The Prime Minister's office yesterday threw its weight behind Harriet Harman to face down a growing Labour backbench revolt over a pounds 6 a week cut in lone-parent child benefit.
It was made clear that there would be no change in the policy, in spite of the threat by Labour MPs to try to embarrass the Government with a vote in the Commons before Christmas.
Mr Blair's personal backing for the Secretary of State for Social Security underlines his determination not to allow her to be picked off by the left wing who are beginning to flex their muscles for the first time on the issue after a stormy confrontation at the weekly Parliamentary Labour Party meeting.
"There was a clear majority in favour of the Government's approach. We have got a number of policies being implemented to deal with poverty and there is broad support on this too. The policy was agreed before the election and it is government policy," the Prime Minister's office said.
Diane Abbott, a left-wing member of Labour's national executive committee, blamed Gordon Brown, the Chancellor, for enforcing the policy, signalling the critics were not seeking to make it a personal confrontation with Ms Harman. "It's not really her - it's Gordon Brown and Gordon Brown is not a great one for backing down," Ms Abbot said on BBC radio.
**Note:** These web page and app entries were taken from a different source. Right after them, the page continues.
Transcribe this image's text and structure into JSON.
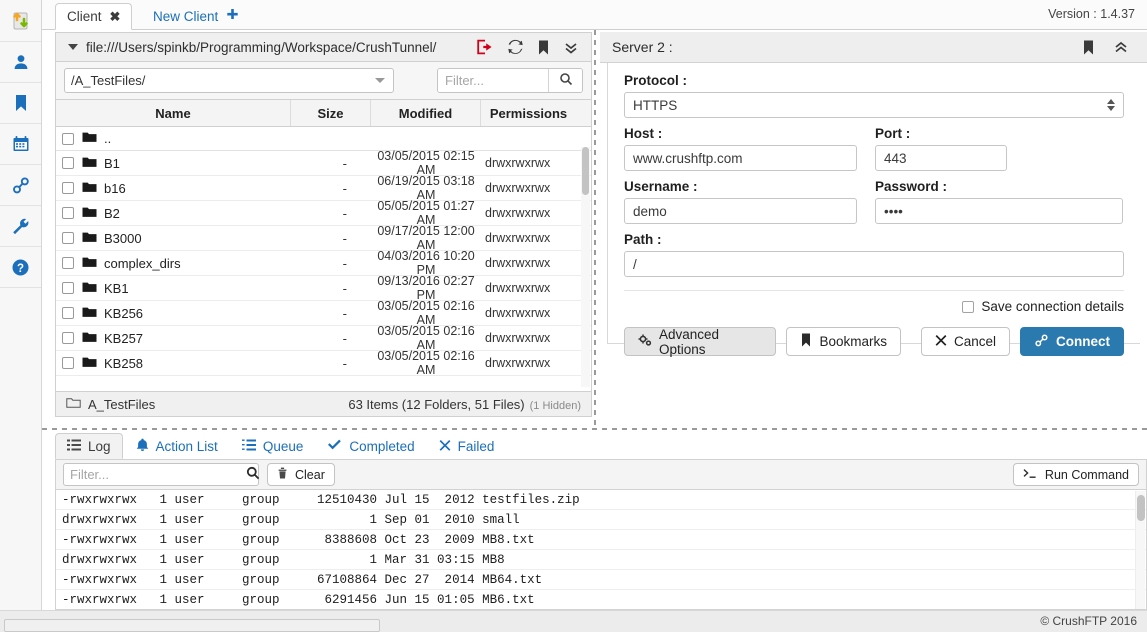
{
  "rail": {
    "items": [
      {
        "icon": "transfer-icon",
        "label": "Transfers"
      },
      {
        "icon": "user-icon",
        "label": "User"
      },
      {
        "icon": "bookmark-icon",
        "label": "Bookmarks"
      },
      {
        "icon": "calendar-icon",
        "label": "Scheduler"
      },
      {
        "icon": "link-icon",
        "label": "Links"
      },
      {
        "icon": "wrench-icon",
        "label": "Tools"
      },
      {
        "icon": "help-icon",
        "label": "Help"
      }
    ]
  },
  "tabs": {
    "active": {
      "label": "Client",
      "close": "✖"
    },
    "new": {
      "label": "New Client",
      "plus": "➕"
    }
  },
  "header": {
    "version": "Version : 1.4.37"
  },
  "browser": {
    "path": "file:///Users/spinkb/Programming/Workspace/CrushTunnel/",
    "path_icons": [
      "disconnect-icon",
      "refresh-icon",
      "bookmark-icon",
      "chevron-down-icon"
    ],
    "directory_select": "/A_TestFiles/",
    "filter_placeholder": "Filter...",
    "filter_value": "",
    "columns": [
      "Name",
      "Size",
      "Modified",
      "Permissions"
    ],
    "rows": [
      {
        "name": "..",
        "size": "",
        "modified": "",
        "permissions": ""
      },
      {
        "name": "B1",
        "size": "-",
        "modified": "03/05/2015 02:15 AM",
        "permissions": "drwxrwxrwx"
      },
      {
        "name": "b16",
        "size": "-",
        "modified": "06/19/2015 03:18 AM",
        "permissions": "drwxrwxrwx"
      },
      {
        "name": "B2",
        "size": "-",
        "modified": "05/05/2015 01:27 AM",
        "permissions": "drwxrwxrwx"
      },
      {
        "name": "B3000",
        "size": "-",
        "modified": "09/17/2015 12:00 AM",
        "permissions": "drwxrwxrwx"
      },
      {
        "name": "complex_dirs",
        "size": "-",
        "modified": "04/03/2016 10:20 PM",
        "permissions": "drwxrwxrwx"
      },
      {
        "name": "KB1",
        "size": "-",
        "modified": "09/13/2016 02:27 PM",
        "permissions": "drwxrwxrwx"
      },
      {
        "name": "KB256",
        "size": "-",
        "modified": "03/05/2015 02:16 AM",
        "permissions": "drwxrwxrwx"
      },
      {
        "name": "KB257",
        "size": "-",
        "modified": "03/05/2015 02:16 AM",
        "permissions": "drwxrwxrwx"
      },
      {
        "name": "KB258",
        "size": "-",
        "modified": "03/05/2015 02:16 AM",
        "permissions": "drwxrwxrwx"
      }
    ],
    "status": {
      "folder": "A_TestFiles",
      "summary": "63 Items (12 Folders, 51 Files)",
      "hidden": "(1 Hidden)"
    }
  },
  "server": {
    "title": "Server 2 :",
    "head_icons": [
      "bookmark-icon",
      "collapse-up-icon"
    ],
    "fields": {
      "protocol_label": "Protocol :",
      "protocol_value": "HTTPS",
      "host_label": "Host :",
      "host_value": "www.crushftp.com",
      "port_label": "Port :",
      "port_value": "443",
      "username_label": "Username :",
      "username_value": "demo",
      "password_label": "Password :",
      "password_value": "••••",
      "path_label": "Path :",
      "path_value": "/"
    },
    "save_label": "Save connection details",
    "buttons": {
      "advanced": "Advanced Options",
      "bookmarks": "Bookmarks",
      "cancel": "Cancel",
      "connect": "Connect"
    }
  },
  "log": {
    "tabs": [
      {
        "label": "Log",
        "icon": "list-icon",
        "active": true
      },
      {
        "label": "Action List",
        "icon": "bell-icon",
        "active": false
      },
      {
        "label": "Queue",
        "icon": "queue-icon",
        "active": false
      },
      {
        "label": "Completed",
        "icon": "check-icon",
        "active": false
      },
      {
        "label": "Failed",
        "icon": "x-icon",
        "active": false
      }
    ],
    "filter_placeholder": "Filter...",
    "filter_value": "",
    "clear_label": "Clear",
    "run_command_label": "Run Command",
    "lines": [
      "-rwxrwxrwx   1 user     group     12510430 Jul 15  2012 testfiles.zip",
      "drwxrwxrwx   1 user     group            1 Sep 01  2010 small",
      "-rwxrwxrwx   1 user     group      8388608 Oct 23  2009 MB8.txt",
      "drwxrwxrwx   1 user     group            1 Mar 31 03:15 MB8",
      "-rwxrwxrwx   1 user     group     67108864 Dec 27  2014 MB64.txt",
      "-rwxrwxrwx   1 user     group      6291456 Jun 15 01:05 MB6.txt"
    ]
  },
  "footer": {
    "copyright": "© CrushFTP 2016"
  },
  "colors": {
    "accent": "#1c6fba",
    "primary_button": "#2a7ab0",
    "danger": "#d0021b"
  }
}
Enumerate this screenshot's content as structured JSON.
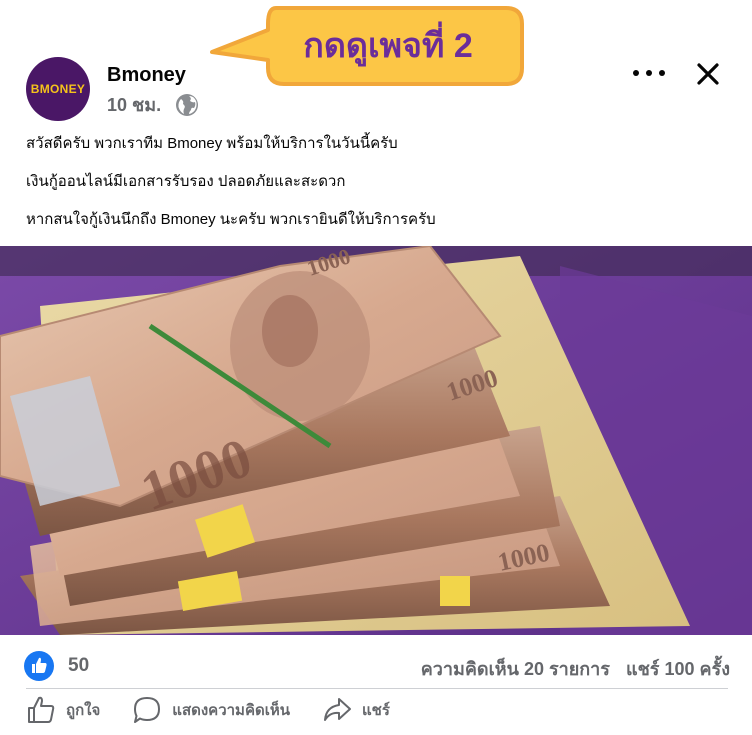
{
  "callout": {
    "text": "กดดูเพจที่ 2",
    "bg": "#fcc646",
    "border": "#f1a73a",
    "text_color": "#6b2d9a"
  },
  "header": {
    "avatar": {
      "text": "BMONEY",
      "bg": "#4a1766",
      "accent": "#f5c31b"
    },
    "page_name": "Bmoney",
    "time": "10 ชม.",
    "privacy_icon": "globe-icon",
    "more_icon": "more-horizontal-icon",
    "close_icon": "close-icon"
  },
  "post": {
    "lines": [
      "สวัสดีครับ พวกเราทีม Bmoney พร้อมให้บริการในวันนี้ครับ",
      "เงินกู้ออนไลน์มีเอกสารรับรอง ปลอดภัยและสะดวก",
      "หากสนใจกู้เงินนึกถึง Bmoney นะครับ พวกเรายินดีให้บริการครับ"
    ]
  },
  "photo": {
    "label": "1000"
  },
  "footer": {
    "reaction_count": "50",
    "comments": "ความคิดเห็น 20 รายการ",
    "shares": "แชร์ 100 ครั้ง",
    "actions": {
      "like": "ถูกใจ",
      "comment": "แสดงความคิดเห็น",
      "share": "แชร์"
    },
    "like_color": "#1877f2"
  }
}
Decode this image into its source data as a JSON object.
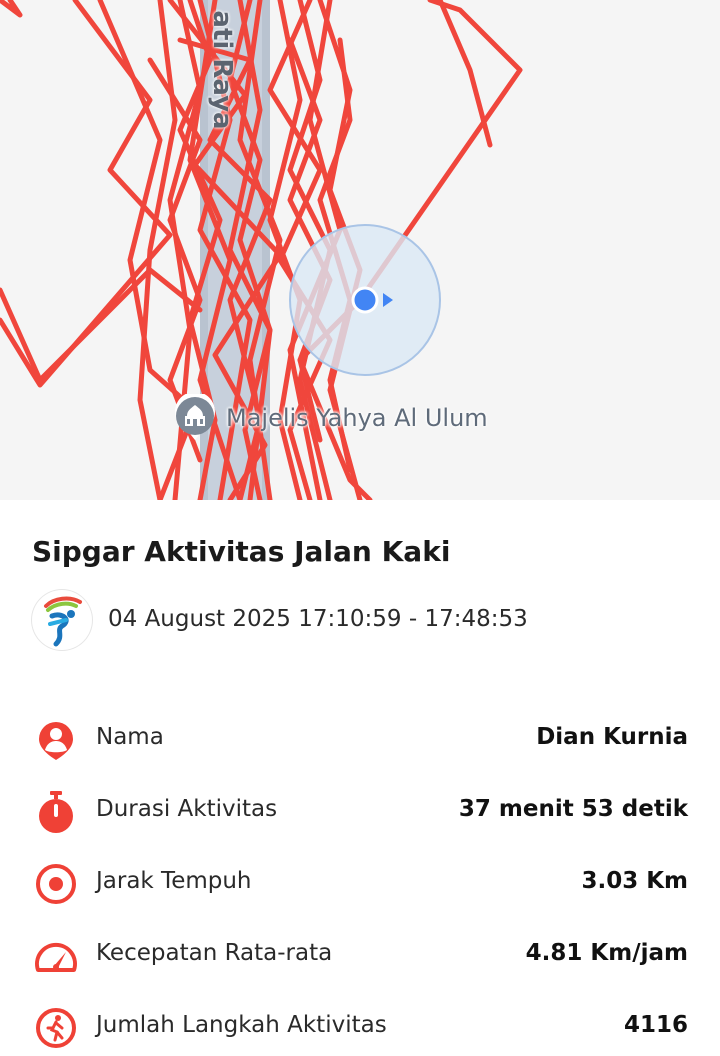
{
  "map": {
    "road_label": "ati Raya",
    "poi_label": "Majelis Yahya Al Ulum",
    "route_color": "#f0463c",
    "location_dot_color": "#4285f4"
  },
  "activity": {
    "title": "Sipgar Aktivitas Jalan Kaki",
    "datetime": "04 August 2025 17:10:59 - 17:48:53",
    "logo_icon": "sipgar-logo"
  },
  "stats": [
    {
      "label": "Nama",
      "value": "Dian Kurnia",
      "icon": "person-icon"
    },
    {
      "label": "Durasi Aktivitas",
      "value": "37 menit 53 detik",
      "icon": "stopwatch-icon"
    },
    {
      "label": "Jarak Tempuh",
      "value": "3.03 Km",
      "icon": "target-icon"
    },
    {
      "label": "Kecepatan Rata-rata",
      "value": "4.81 Km/jam",
      "icon": "speedometer-icon"
    },
    {
      "label": "Jumlah Langkah Aktivitas",
      "value": "4116",
      "icon": "walking-icon"
    }
  ],
  "colors": {
    "accent": "#ef4136"
  }
}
More than 80 MPs, including 17 Liberal Democrats, signed a Commons motion in July attacking the plans inherited from the Tories which would abolish the higher single-parent rate of income support and child benefit for future claimants - worth up to pounds 10.50 a week for some families and pounds 6 a week on average - if new claimants do not seek work. The move is incorporated in a Bill to implement the Government's commitment to spend pounds 200m in a new deal to lift lone parents off welfare into work.
Another attempt will be made to reverse the policy when the Social Security Bill returns to the Commons next month after its committee stage. Ms Abbott said a wide spectrum of Labour MPs were against the cut, and 46 Labour MPs have signed a Commons motion led by Audrey Wise, a veteran left-winger, and some members of the new intake including Ann Cryer and John McDonnell.
Labour MPs accused the whips of stuffing the standing committee with loyalists to ensure the Bill got through unamended. A group of women protesters shouted "Labour scum" when it was approved.
Alan Simpson, a leading member of the Campaign Group, remained hopeful that the Government would change of policy. "Labour didn't stand on a manifesto which said we would launch first-strike attacks on single parents. The policy should be changed."|
Defending herself yesterday, Ms Harman said: "I am quite determined what we should do is keep our promises to the public to stay within the budgets of the departments but also to have a welfare to work strategy."Reuse content